## What the task requires
Could you set down every entry exactly as it appears?

Website and app data records
[Start of section]
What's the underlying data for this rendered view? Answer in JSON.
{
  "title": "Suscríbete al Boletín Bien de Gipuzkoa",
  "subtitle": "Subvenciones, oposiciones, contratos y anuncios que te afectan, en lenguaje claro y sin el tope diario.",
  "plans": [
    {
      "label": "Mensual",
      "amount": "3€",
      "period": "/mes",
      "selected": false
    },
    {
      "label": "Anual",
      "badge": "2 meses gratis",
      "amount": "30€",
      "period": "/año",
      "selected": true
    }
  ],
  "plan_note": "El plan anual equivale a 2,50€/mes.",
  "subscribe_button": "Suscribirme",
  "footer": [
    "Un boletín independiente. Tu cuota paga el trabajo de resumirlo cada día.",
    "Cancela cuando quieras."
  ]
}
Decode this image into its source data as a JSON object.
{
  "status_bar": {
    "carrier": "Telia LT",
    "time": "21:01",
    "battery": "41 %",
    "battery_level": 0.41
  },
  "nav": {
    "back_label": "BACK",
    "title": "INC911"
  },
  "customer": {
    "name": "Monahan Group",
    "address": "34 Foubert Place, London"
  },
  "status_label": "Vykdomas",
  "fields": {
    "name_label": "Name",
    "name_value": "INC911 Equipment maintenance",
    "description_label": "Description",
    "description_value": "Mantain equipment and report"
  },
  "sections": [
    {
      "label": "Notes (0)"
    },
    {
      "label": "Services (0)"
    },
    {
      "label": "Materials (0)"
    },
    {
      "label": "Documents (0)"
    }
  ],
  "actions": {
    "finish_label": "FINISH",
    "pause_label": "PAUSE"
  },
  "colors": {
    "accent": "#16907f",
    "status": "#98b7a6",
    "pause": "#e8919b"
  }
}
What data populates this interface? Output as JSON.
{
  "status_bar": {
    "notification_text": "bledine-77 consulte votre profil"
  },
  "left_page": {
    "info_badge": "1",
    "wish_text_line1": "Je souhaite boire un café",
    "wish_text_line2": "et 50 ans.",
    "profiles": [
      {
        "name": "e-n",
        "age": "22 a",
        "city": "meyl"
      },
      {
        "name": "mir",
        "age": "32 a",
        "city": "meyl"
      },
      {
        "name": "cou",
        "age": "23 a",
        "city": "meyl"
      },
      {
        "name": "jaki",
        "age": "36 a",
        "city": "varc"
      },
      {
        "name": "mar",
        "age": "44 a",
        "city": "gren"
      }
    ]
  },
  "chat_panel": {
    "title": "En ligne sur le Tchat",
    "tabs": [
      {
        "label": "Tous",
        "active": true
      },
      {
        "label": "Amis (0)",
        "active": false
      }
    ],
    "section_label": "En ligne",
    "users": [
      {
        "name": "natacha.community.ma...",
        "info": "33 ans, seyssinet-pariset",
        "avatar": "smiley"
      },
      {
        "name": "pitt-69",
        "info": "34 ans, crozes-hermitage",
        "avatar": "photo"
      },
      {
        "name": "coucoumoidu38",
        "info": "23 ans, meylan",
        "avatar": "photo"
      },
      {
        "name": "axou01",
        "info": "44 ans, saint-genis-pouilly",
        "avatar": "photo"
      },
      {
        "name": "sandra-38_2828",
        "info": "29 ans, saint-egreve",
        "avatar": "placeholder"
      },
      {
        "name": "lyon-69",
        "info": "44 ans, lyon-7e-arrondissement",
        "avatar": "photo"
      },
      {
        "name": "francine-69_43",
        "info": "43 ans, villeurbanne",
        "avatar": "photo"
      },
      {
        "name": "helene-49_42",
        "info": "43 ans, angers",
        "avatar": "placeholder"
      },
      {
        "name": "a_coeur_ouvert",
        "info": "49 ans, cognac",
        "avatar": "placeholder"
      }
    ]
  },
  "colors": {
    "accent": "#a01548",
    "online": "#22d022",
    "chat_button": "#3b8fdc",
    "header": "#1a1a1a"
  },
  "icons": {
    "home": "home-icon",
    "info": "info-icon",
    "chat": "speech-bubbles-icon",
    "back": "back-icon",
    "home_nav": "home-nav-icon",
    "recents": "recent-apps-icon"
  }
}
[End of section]
## Answer space
What's the underlying data for this rendered view? Answer in JSON.
{
  "title": "Suscríbete al Boletín Bien de Gipuzkoa",
  "subtitle": "Subvenciones, oposiciones, contratos y anuncios que te afectan, en lenguaje claro y sin el tope diario.",
  "plans": [
    {
      "label": "Mensual",
      "amount": "3€",
      "period": "/mes",
      "selected": false
    },
    {
      "label": "Anual",
      "badge": "2 meses gratis",
      "amount": "30€",
      "period": "/año",
      "selected": true
    }
  ],
  "plan_note": "El plan anual equivale a 2,50€/mes.",
  "subscribe_button": "Suscribirme",
  "footer": [
    "Un boletín independiente. Tu cuota paga el trabajo de resumirlo cada día.",
    "Cancela cuando quieras."
  ]
}
Decode this image into its source data as a JSON object.
{
  "status_bar": {
    "carrier": "Telia LT",
    "time": "21:01",
    "battery": "41 %",
    "battery_level": 0.41
  },
  "nav": {
    "back_label": "BACK",
    "title": "INC911"
  },
  "customer": {
    "name": "Monahan Group",
    "address": "34 Foubert Place, London"
  },
  "status_label": "Vykdomas",
  "fields": {
    "name_label": "Name",
    "name_value": "INC911 Equipment maintenance",
    "description_label": "Description",
    "description_value": "Mantain equipment and report"
  },
  "sections": [
    {
      "label": "Notes (0)"
    },
    {
      "label": "Services (0)"
    },
    {
      "label": "Materials (0)"
    },
    {
      "label": "Documents (0)"
    }
  ],
  "actions": {
    "finish_label": "FINISH",
    "pause_label": "PAUSE"
  },
  "colors": {
    "accent": "#16907f",
    "status": "#98b7a6",
    "pause": "#e8919b"
  }
}
What data populates this interface? Output as JSON.
{
  "status_bar": {
    "notification_text": "bledine-77 consulte votre profil"
  },
  "left_page": {
    "info_badge": "1",
    "wish_text_line1": "Je souhaite boire un café",
    "wish_text_line2": "et 50 ans.",
    "profiles": [
      {
        "name": "e-n",
        "age": "22 a",
        "city": "meyl"
      },
      {
        "name": "mir",
        "age": "32 a",
        "city": "meyl"
      },
      {
        "name": "cou",
        "age": "23 a",
        "city": "meyl"
      },
      {
        "name": "jaki",
        "age": "36 a",
        "city": "varc"
      },
      {
        "name": "mar",
        "age": "44 a",
        "city": "gren"
      }
    ]
  },
  "chat_panel": {
    "title": "En ligne sur le Tchat",
    "tabs": [
      {
        "label": "Tous",
        "active": true
      },
      {
        "label": "Amis (0)",
        "active": false
      }
    ],
    "section_label": "En ligne",
    "users": [
      {
        "name": "natacha.community.ma...",
        "info": "33 ans, seyssinet-pariset",
        "avatar": "smiley"
      },
      {
        "name": "pitt-69",
        "info": "34 ans, crozes-hermitage",
        "avatar": "photo"
      },
      {
        "name": "coucoumoidu38",
        "info": "23 ans, meylan",
        "avatar": "photo"
      },
      {
        "name": "axou01",
        "info": "44 ans, saint-genis-pouilly",
        "avatar": "photo"
      },
      {
        "name": "sandra-38_2828",
        "info": "29 ans, saint-egreve",
        "avatar": "placeholder"
      },
      {
        "name": "lyon-69",
        "info": "44 ans, lyon-7e-arrondissement",
        "avatar": "photo"
      },
      {
        "name": "francine-69_43",
        "info": "43 ans, villeurbanne",
        "avatar": "photo"
      },
      {
        "name": "helene-49_42",
        "info": "43 ans, angers",
        "avatar": "placeholder"
      },
      {
        "name": "a_coeur_ouvert",
        "info": "49 ans, cognac",
        "avatar": "placeholder"
      }
    ]
  },
  "colors": {
    "accent": "#a01548",
    "online": "#22d022",
    "chat_button": "#3b8fdc",
    "header": "#1a1a1a"
  },
  "icons": {
    "home": "home-icon",
    "info": "info-icon",
    "chat": "speech-bubbles-icon",
    "back": "back-icon",
    "home_nav": "home-nav-icon",
    "recents": "recent-apps-icon"
  }
}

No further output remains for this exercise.